If things go as expected, the first shipments of a COVID-19 vaccine should start arriving in North Dakota in just a couple of weeks, but it will take a while before everyone can be immunized.
The U.S. Food and Drug Administration is expected to review a COVID-19 vaccine from Pfizer on Dec. 10 and one from Moderna on Dec. 17. Both have seen effective rates of 95 percent in clinical trials.
The first batch of Pfizer vaccine could arrive the week of Dec. 14 and North Dakota has been allocated 6,825 doses. The state has been allocated 13,000 doses of the Moderna vaccine, which could start arriving the week of Dec. 20.
Molly Howell, immunization director of the North Dakota Department of Health, said the state will get more doses after the first batch is distributed, and will get a weekly shipment.
“Each week, states will be allocated doses,” Howell said. “We’re not sure quite yet how many doses it will be.”
The first groups eligible to be vaccinated are health care workers and residents of long term care facilities. That is a big group to manage.
“There are almost 70,000 health care workers living in North Dakota and 12,000 people living in long-term care,” Howell said.
The state created an advisory group to determine the most ethical way to distribute the vaccine, and that group recommended that the first workers immunized are those at referring and critical access hospitals, with long-term care residents and staff following that.

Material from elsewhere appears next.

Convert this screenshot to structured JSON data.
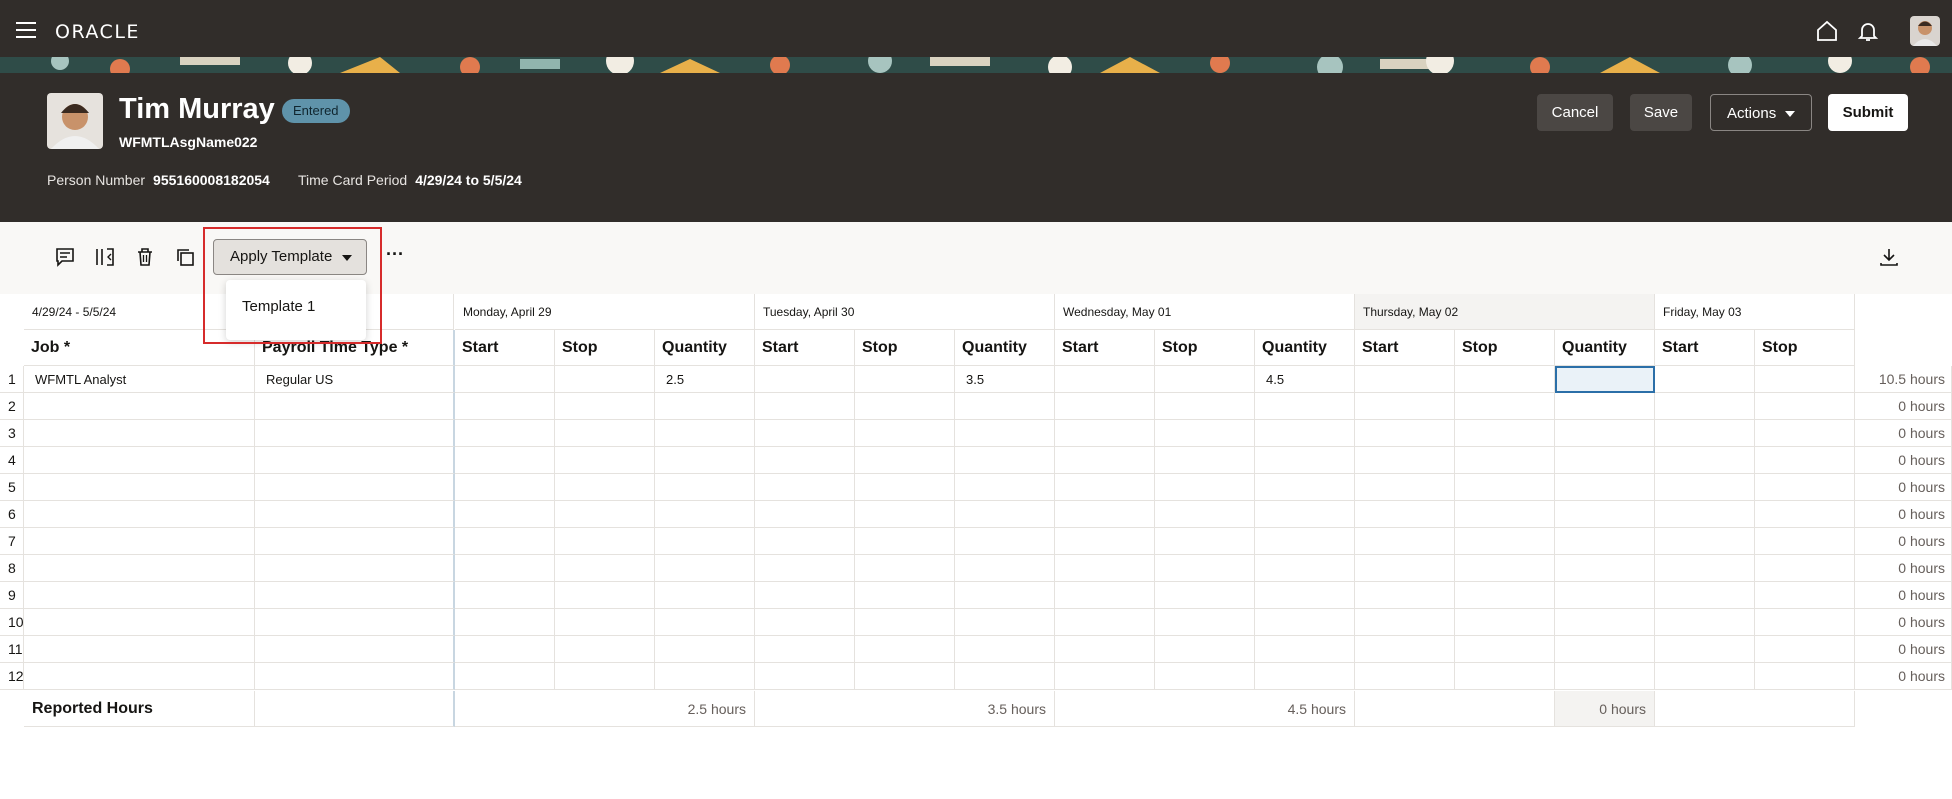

Federal and state officials are also working on further distribution, including when groups like critical infrastructure workers, those 65 and older and those with underlying health problems will be eligible.
Howell said the state is going to be keeping the public up to date on when the vaccine will be available for everyone and that it hopes to move quickly, but it will likely be months before everyone can be immunized.
“If you’re not in one of the high risk groups, it’s probably not going to be next spring or summer until you get access to the vaccine,” Howell said.
Dr. Paul Carson, director of the NDSU Center for Research Immunization and Education, said getting vaccinated will help immunity spread more quickly and could spare hundreds of lives just in North Dakota.
“I will get this as soon as the Department of Health says I’m eligible,” Carson said. “I would encourage everyone of us in North Dakota, when we may be eligible, to receive these vaccines.”